Until the next bite -
2787 Maplecrest Road
Fort Wayne, IN 46802-3709
no known website
This gem has been in Fort Wayne for quite some time, but I wonder how many people know what is inside. This is a treasure in a part of town (on Broadway, across from Mad Anthony Brewery, immediately next to George's International Market) one would not expect to find such a bake good paradise.
When you enter the door, all of your senses are thrown into overload. Visually, it appears you have just stepped into a quaint European bakery. The olfactory is overwhelmed by the tantalizing aroma of countless choices. English is not the first language of most of the customers and employees, so the ears are treated to the romantic articulations of foreign tongues (primarily Spanish). Although touching is prohibited, your hands get to "feel" each pastry through the use of the tongs. Upon entering, you pick up a pair of tongs and metal tray. You use your tongs to pick up the goodies you wish to purchase and place them on a tray. Although the trays seem rather large initially, they fill up quickly as one goody after another finds its way into your life.
This display case features individual cake slices (about 25 different varieties), donuts (about 15 different types), and concha bread (at least 8 different flavors and sizes) looks out into the parking lot. Doesn't it just transport you to lil' Italy or a Parisian storefront?
I call this section "The Cookie Cart" - but don't for one minute think this is all of the cookies. No way, there are about 30 other types along the other wall.
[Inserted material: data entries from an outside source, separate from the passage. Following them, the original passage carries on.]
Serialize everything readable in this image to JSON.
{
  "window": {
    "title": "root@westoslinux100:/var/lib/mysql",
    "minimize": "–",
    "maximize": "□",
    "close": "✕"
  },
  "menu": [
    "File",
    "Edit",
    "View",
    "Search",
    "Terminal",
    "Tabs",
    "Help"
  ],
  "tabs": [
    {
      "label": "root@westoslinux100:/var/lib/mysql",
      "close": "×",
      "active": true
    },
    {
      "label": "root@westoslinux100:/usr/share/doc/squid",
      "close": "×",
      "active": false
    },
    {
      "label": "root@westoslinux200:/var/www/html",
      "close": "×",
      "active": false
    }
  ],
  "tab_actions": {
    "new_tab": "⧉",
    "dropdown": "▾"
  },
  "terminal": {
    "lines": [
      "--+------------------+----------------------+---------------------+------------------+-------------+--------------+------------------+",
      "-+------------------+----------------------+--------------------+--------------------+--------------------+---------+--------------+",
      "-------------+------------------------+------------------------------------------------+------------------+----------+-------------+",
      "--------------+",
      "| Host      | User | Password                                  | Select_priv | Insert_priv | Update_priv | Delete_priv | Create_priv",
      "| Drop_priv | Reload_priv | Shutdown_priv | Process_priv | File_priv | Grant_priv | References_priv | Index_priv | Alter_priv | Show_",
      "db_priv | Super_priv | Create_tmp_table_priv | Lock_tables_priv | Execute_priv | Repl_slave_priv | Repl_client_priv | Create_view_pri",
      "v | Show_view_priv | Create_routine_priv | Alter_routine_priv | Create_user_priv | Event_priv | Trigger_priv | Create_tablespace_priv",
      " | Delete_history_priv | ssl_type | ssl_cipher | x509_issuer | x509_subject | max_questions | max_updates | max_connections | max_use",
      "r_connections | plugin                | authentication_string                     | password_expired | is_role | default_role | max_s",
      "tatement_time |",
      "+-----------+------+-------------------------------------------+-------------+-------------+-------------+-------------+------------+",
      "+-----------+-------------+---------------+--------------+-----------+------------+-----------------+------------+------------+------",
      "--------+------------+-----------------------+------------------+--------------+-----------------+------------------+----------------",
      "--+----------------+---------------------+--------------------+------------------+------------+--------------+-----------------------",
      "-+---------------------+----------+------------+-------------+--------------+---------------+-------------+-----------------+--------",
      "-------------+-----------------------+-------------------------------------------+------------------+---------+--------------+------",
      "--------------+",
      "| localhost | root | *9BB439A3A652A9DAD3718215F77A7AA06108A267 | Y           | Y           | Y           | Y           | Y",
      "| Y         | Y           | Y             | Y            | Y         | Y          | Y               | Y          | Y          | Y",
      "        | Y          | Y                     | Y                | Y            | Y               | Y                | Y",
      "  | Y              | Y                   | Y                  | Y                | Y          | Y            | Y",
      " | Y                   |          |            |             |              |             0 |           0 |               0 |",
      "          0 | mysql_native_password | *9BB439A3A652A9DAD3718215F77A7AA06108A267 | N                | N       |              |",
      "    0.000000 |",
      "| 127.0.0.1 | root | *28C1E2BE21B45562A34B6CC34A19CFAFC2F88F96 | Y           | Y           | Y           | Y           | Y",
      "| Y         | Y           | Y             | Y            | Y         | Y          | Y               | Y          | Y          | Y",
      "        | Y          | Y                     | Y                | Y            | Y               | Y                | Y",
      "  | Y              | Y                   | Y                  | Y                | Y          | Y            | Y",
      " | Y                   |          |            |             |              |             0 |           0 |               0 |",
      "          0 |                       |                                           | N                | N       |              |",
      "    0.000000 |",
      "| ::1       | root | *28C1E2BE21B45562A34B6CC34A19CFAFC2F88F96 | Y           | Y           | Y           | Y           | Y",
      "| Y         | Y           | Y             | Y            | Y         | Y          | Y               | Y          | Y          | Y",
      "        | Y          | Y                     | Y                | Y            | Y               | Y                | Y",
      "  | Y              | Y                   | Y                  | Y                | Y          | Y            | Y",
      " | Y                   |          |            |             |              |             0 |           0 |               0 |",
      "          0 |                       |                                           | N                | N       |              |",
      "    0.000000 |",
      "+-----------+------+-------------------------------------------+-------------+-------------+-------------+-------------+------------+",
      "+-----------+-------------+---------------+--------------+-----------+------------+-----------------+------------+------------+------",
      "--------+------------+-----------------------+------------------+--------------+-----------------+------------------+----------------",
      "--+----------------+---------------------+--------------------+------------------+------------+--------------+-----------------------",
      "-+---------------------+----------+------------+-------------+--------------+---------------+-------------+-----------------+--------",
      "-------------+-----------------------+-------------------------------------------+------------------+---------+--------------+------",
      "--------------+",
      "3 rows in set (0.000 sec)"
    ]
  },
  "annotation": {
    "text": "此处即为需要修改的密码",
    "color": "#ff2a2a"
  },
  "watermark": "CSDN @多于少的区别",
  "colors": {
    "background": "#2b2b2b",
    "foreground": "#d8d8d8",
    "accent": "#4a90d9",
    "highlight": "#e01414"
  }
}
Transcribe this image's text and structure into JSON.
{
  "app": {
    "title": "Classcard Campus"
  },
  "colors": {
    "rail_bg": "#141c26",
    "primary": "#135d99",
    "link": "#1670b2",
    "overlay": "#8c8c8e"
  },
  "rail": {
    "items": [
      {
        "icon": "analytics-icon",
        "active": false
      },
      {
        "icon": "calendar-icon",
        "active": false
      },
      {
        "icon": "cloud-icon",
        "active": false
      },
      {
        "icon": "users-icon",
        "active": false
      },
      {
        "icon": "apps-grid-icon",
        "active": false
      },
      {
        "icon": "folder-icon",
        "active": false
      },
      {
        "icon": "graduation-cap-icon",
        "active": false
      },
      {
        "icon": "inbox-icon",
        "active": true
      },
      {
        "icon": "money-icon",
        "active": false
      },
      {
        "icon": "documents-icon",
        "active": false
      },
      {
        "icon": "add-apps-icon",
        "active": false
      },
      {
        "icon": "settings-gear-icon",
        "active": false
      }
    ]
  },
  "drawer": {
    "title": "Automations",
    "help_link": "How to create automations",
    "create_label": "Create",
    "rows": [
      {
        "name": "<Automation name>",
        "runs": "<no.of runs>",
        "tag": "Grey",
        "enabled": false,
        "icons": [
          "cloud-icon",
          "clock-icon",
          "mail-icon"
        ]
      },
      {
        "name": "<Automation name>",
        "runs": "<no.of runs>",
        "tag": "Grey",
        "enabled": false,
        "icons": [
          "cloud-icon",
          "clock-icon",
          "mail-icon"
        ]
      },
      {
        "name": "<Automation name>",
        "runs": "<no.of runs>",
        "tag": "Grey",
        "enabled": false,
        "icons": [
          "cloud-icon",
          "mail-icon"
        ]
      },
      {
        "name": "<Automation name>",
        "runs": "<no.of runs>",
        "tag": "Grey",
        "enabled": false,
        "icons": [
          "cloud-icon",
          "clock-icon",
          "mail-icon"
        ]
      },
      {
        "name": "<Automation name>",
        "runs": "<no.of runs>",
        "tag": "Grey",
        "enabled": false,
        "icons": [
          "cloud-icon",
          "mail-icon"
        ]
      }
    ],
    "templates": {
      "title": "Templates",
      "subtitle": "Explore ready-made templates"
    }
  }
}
Need a cookie assortment for a party - these cookies are .15-.50 each . . . and you can buy just one or 100. Got a sweet tooth, but don't want to be tempted by buying a dozen cookies or whole cake from the big grocery store - swing in George's for just one piece of cake or just one cookie . . . and leave with change from your dollar bill!
This row of pastries below is a bit of more authentic Hispanic treats. Unfortunately, for those of us who are uneducated about foreign delights, they do not have information labels describing what each item is. That would be MOST helpful to us "foreigners" and with the fair trade this place does, the employees do not have a lot of time to answer questions. We asked questions to other customers who took great pride in explaining things to us (though, the English was a bit too broken to fully understand). Once the rush was over, we were able to talk with the cashier who was very helpful. She too took great pride in teaching us about the customary treats of her home land.
Look at these amazing cakes - baked fresh at this bakery! Unbelievable. You'll find many of the same confections at places like Fresh Market for $1.50 MORE than they are here (ex: Napoleons at Fresh Market are $3.50 - here, they are $2.00). Allen L first happened across this sugar paradise while trying to locate reasonably priced chocolate covered strawberries. Everywhere in the Summit City, chocolate covered strawberries range from $3.50-$5.00 each - here, they are only $1.25 and are as beautiful and delicious, if not more so, than those found anywhere else.
Below is the fresh baked bread area. As with all of the items in the bakery, everything is made fresh daily on the premises by what I can only imagine is an all star team of Keebler elves! The football shaped breads on the cart are only .40 - in this economy . . . fresh baked bread for only 40 cents - yep! The 2 types of bread I purchased were crusty on the outside and soft and wonderful on the inside. They had some multi-grain bread that was $3.50 a loaf, but still - how fabulous would that be to accompany a beef stew or soak up some other type of "sop in's".
Between the 3 of us, we tried about 25 different things - all beyond description . . . amazing!
Our verdict - GO, go now, go without hesitation and tell everyone you know!
Until the next bite -